The Corporate Conscience
The interviews gathered here are with those who are or have been involved with corporate America--primarily as managers; the companies represented have tried to deal with ethically sensitive issues in a responsible way, according to author David Freudberg.
Is it possible for a corporation to modify strictly financial considerations by ethical concerns and still remain viable in a competitive economy? While some of the interviewees explicitly maintain that ethical business, at least in the long run, leads to financial success, it is clear that the effort can be trying for morally mature executives. In spite of this undercurrent, not one of the interviewees questions the legitimacy of a competitive economy, although Kenneth N. Dayton, former chairman of the Dayton-Hudson Corporation, does offer a proposal to encourage shareholders to behave more as owners and less as speculators.

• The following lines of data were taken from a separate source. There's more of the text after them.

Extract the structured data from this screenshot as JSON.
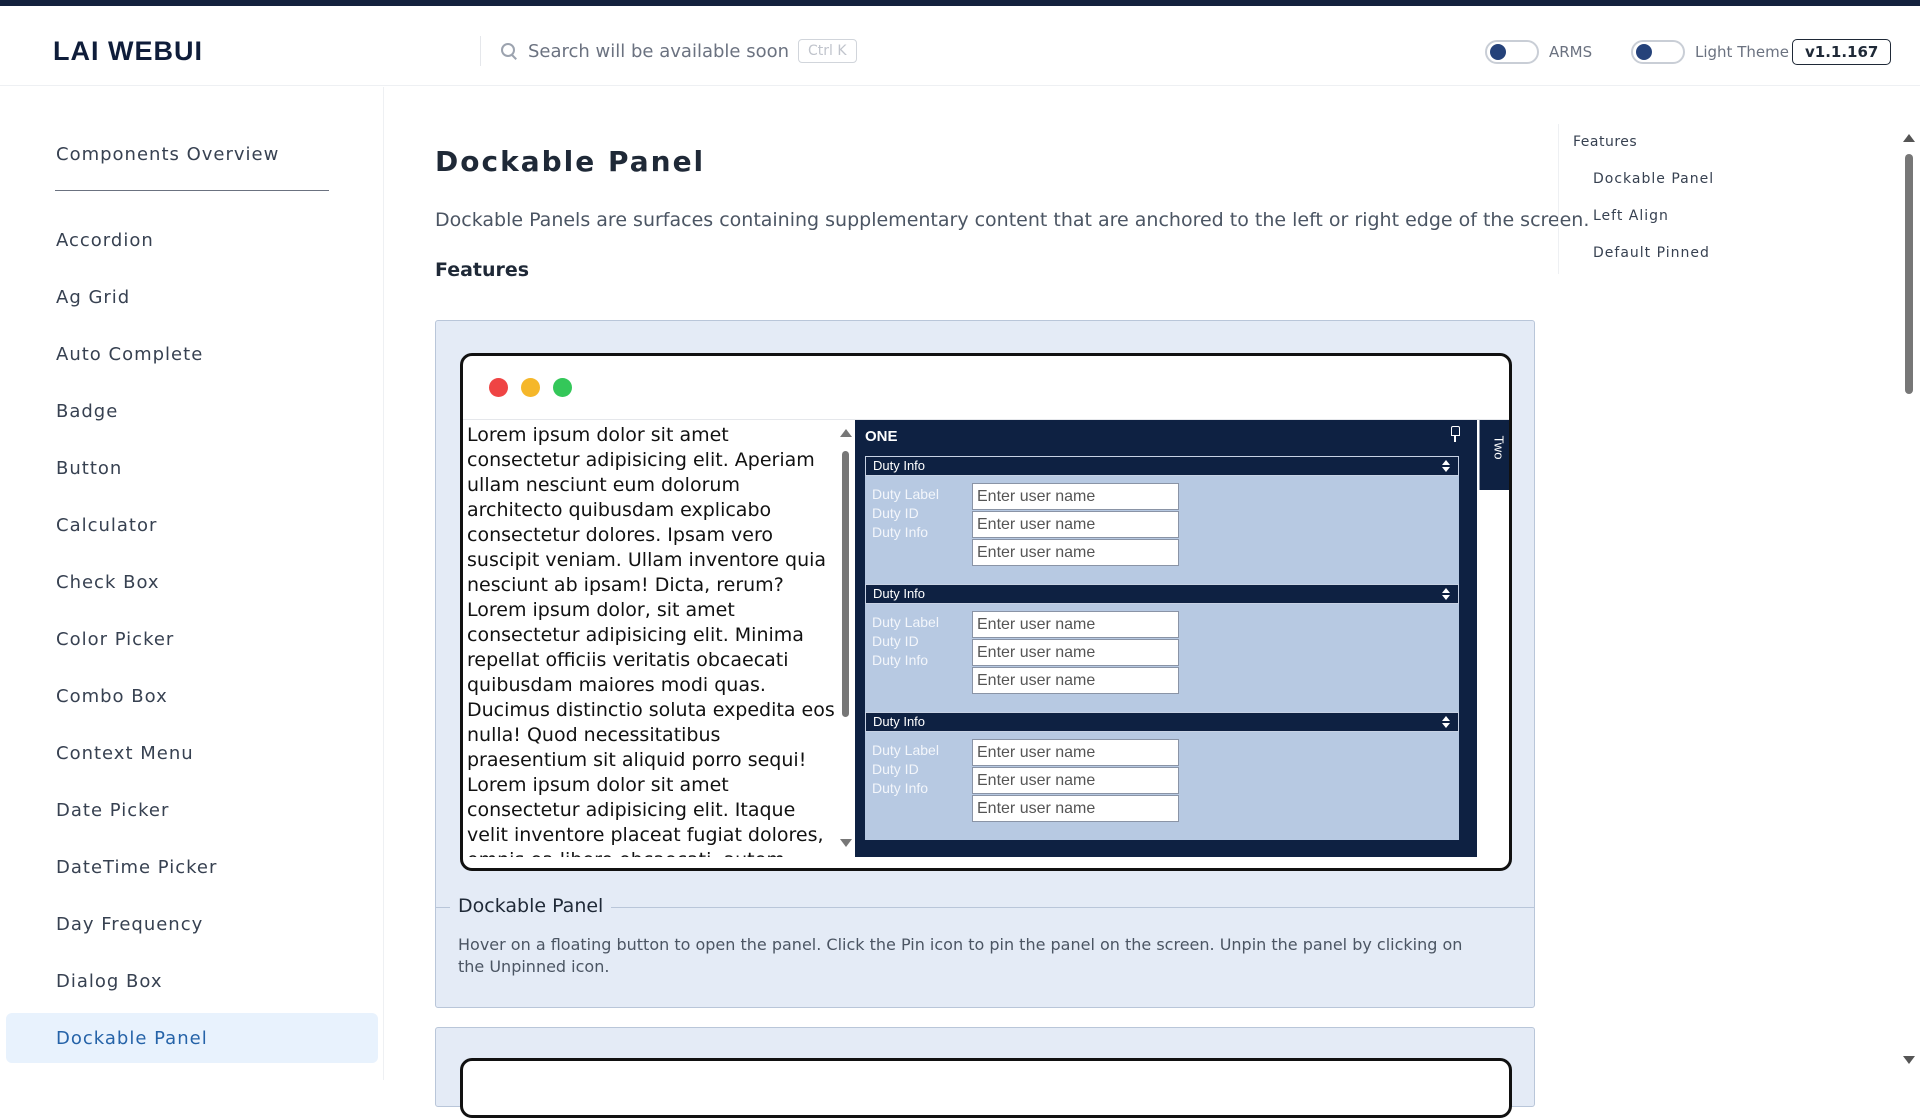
{
  "brand": "LAI WEBUI",
  "search": {
    "placeholder": "Search will be available soon..",
    "shortcut": "Ctrl K"
  },
  "toggles": {
    "arms_label": "ARMS",
    "theme_label": "Light Theme"
  },
  "version": "v1.1.167",
  "sidebar": {
    "overview": "Components Overview",
    "items": [
      {
        "label": "Accordion"
      },
      {
        "label": "Ag Grid"
      },
      {
        "label": "Auto Complete"
      },
      {
        "label": "Badge"
      },
      {
        "label": "Button"
      },
      {
        "label": "Calculator"
      },
      {
        "label": "Check Box"
      },
      {
        "label": "Color Picker"
      },
      {
        "label": "Combo Box"
      },
      {
        "label": "Context Menu"
      },
      {
        "label": "Date Picker"
      },
      {
        "label": "DateTime Picker"
      },
      {
        "label": "Day Frequency"
      },
      {
        "label": "Dialog Box"
      },
      {
        "label": "Dockable Panel"
      }
    ],
    "active": "Dockable Panel"
  },
  "main": {
    "title": "Dockable Panel",
    "description": "Dockable Panels are surfaces containing supplementary content that are anchored to the left or right edge of the screen.",
    "features_heading": "Features"
  },
  "demo": {
    "lorem": "Lorem ipsum dolor sit amet consectetur adipisicing elit. Aperiam ullam nesciunt eum dolorum architecto quibusdam explicabo consectetur dolores. Ipsam vero suscipit veniam. Ullam inventore quia nesciunt ab ipsam! Dicta, rerum? Lorem ipsum dolor, sit amet consectetur adipisicing elit. Minima repellat officiis veritatis obcaecati quibusdam maiores modi quas. Ducimus distinctio soluta expedita eos nulla! Quod necessitatibus praesentium sit aliquid porro sequi! Lorem ipsum dolor sit amet consectetur adipisicing elit. Itaque velit inventore placeat fugiat dolores, omnis ea libero obcaecati, autem eaque quasi, perspiciatis reprehenderit ducimus doloribus! Voluptas, blanditiis explicabo.",
    "panel_title": "ONE",
    "tab_two": "Two",
    "sections": [
      {
        "heading": "Duty Info",
        "labels": [
          "Duty Label",
          "Duty ID",
          "Duty Info"
        ],
        "placeholder": "Enter user name"
      },
      {
        "heading": "Duty Info",
        "labels": [
          "Duty Label",
          "Duty ID",
          "Duty Info"
        ],
        "placeholder": "Enter user name"
      },
      {
        "heading": "Duty Info",
        "labels": [
          "Duty Label",
          "Duty ID",
          "Duty Info"
        ],
        "placeholder": "Enter user name"
      }
    ],
    "legend": "Dockable Panel",
    "legend_desc": "Hover on a floating button to open the panel. Click the Pin icon to pin the panel on the screen. Unpin the panel by clicking on the Unpinned icon."
  },
  "toc": {
    "heading": "Features",
    "items": [
      "Dockable Panel",
      "Left Align",
      "Default Pinned"
    ]
  },
  "colors": {
    "navy": "#0e2142",
    "panel_blue": "#b7c9e2",
    "card_bg": "#e4ebf6",
    "active_bg": "#e8f2fd"
  }
}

The advantage of interviews is the immediacy of give and take. However, while Freudberg at times asks probing questions, at other times he does not, and so the interviewees sometimes engage in exposition rather than conversation. Nevertheless, the interviews are interesting and engaging as they stand. While they do not provide an orderly exploration of business ethics, and while they barely address broader economic (and hence political) considerations, they show how some corporations, operating within a competitive market economy, have tried to incorporate ethics into the way they conduct their business.